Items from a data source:
Start of Block

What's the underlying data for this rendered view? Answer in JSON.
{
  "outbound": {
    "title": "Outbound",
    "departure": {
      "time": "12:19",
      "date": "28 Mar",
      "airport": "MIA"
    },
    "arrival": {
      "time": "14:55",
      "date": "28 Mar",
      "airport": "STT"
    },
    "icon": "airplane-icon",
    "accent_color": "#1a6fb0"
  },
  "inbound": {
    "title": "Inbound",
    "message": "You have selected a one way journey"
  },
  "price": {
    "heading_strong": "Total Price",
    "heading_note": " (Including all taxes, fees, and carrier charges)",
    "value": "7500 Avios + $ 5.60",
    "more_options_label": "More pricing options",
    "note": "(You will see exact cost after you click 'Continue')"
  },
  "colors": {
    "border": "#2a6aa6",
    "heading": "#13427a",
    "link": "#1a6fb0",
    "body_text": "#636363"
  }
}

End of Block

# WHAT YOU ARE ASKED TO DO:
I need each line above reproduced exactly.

# REPLY:
What's the underlying data for this rendered view? Answer in JSON.
{
  "outbound": {
    "title": "Outbound",
    "departure": {
      "time": "12:19",
      "date": "28 Mar",
      "airport": "MIA"
    },
    "arrival": {
      "time": "14:55",
      "date": "28 Mar",
      "airport": "STT"
    },
    "icon": "airplane-icon",
    "accent_color": "#1a6fb0"
  },
  "inbound": {
    "title": "Inbound",
    "message": "You have selected a one way journey"
  },
  "price": {
    "heading_strong": "Total Price",
    "heading_note": " (Including all taxes, fees, and carrier charges)",
    "value": "7500 Avios + $ 5.60",
    "more_options_label": "More pricing options",
    "note": "(You will see exact cost after you click 'Continue')"
  },
  "colors": {
    "border": "#2a6aa6",
    "heading": "#13427a",
    "link": "#1a6fb0",
    "body_text": "#636363"
  }
}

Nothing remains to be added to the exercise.